In later years Johnny spent much of the winter season in a crude log cabin in Richland Co., OH or in another near Ft. Wayne, IN, where he had purchased some land. He lived most of his life by bartering for food or shoes and used what monies he obtained by selling trees to buy seed at the cider mills. Johnny died of a fever caused by exposure on March 11, 1845 and was buried in David Archer’s graveyard, 2 ½ miles north of Ft. Wayne, IN.

After Jacob Nissley’s death, his orchards went into decline and a parasite wiped out the Mama Beam/Gate/Belmont trees, except where intense spraying was conducted. But Johnny Appleseed’s orchards thrived. So Chapman has become a legend and Jake’s fame has faded, except among his descendants.

Johnny Appleseed, the eccentric who cared for his fellow man and nature, but thought little about his own welfare, is always thought of whenever apple culture is discussed. Jake Nissley, the panhandle pioneer, was the darling of horticulturists in his time, was an affluent, influential, and astute businessman, but is now all but forgotten.

To finish the sage of Mama Beam’s famous apple, I return to the year 1788 when Abraham and Barbara Beam sold their Lancaster Co., PA farm and relocated to Black Creek, Ontario, Canada, taking their apple scions with them. I have no record of how extensive their orchards were in Canada. Dorothy and I visited Bob Campbell (a descendant of Abraham Beam) and his wife, Shirley, several times during the mid 1980s. The Campbells were living on a portion of Abraham’s original land grant of 240 acres. A Mama Beam tree was growing in Bob’s yard, but barely alive the first time we viewed it. It was the last to survive, but 200 years of life is pretty good for a fruit tree, but still sad to lose. Perhaps it is now growing in that “Great Orchard in the Sky.”

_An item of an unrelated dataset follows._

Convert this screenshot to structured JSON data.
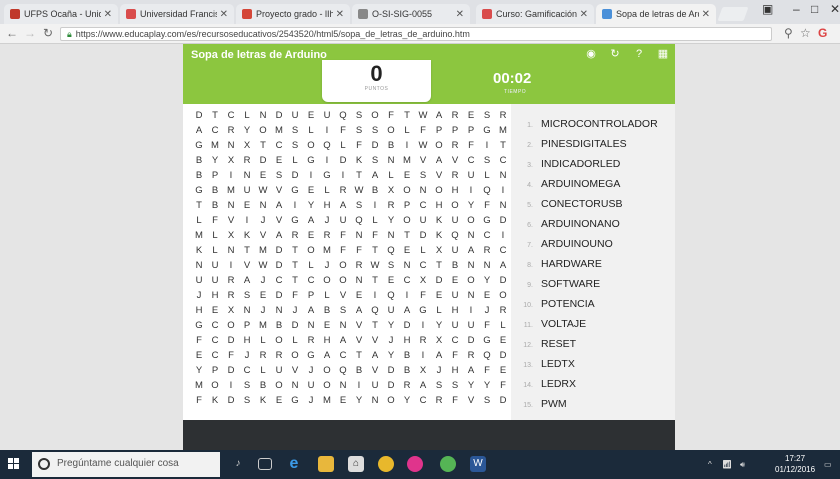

Abraham Beam died at his home in 1799 and was buried in his front yard, that portion of which is now under the Niagara Parkway. After her husband’s death, Barbara, after having lived in Canada for eleven years, was anxious to see the rest of her family in Pennsylvania. So, Mama Beam returned to visit them and never returned to Canada. She lived with her daughter (sister of Jake Nissley) and son-in-law, Jacob Beam (older brother of Rev. Henry Boehm). Mama Beam

died in Paradise, PA in 1822. The following is her interesting obituary as printed in the Paradise Hornet, the local newspaper:

Died on Sunday morning, 24th inst. in Strasburg Township, Lancaster County - - Mrs. Barbara Beam, widow of Abraham Beam, deceased, aged 93 years and 10 months. She has lived to see the fifth generation, and what is more extraordinary, could see to read well without spectacles. March 30, 1822

Ohio Lands - A Short History,” Thomas A. Burke, 1987
“Buckeye Legends,” Michael Jay Katz, 1994
“History of the Panhandle, West Virginia,” J. H. Newton, G. G. Nichols, A. G. Sprankle, 1879 “History of Hancock County Virginia and West Virginia,” Jack Welsh, 1963
“Mennonite Research Journal,” article by Wilmer Swope on Jacob Nissley/Nessly “History of Belmont and Jefferson Counties of Ohio,” Caldwell, 1880
“Twentieth Century of Stubenville and History of Jefferson County, Ohio,” Joseph Boyle, 1910 “Twenty-third Annual Report of the Waterloo Historical Society,” 1935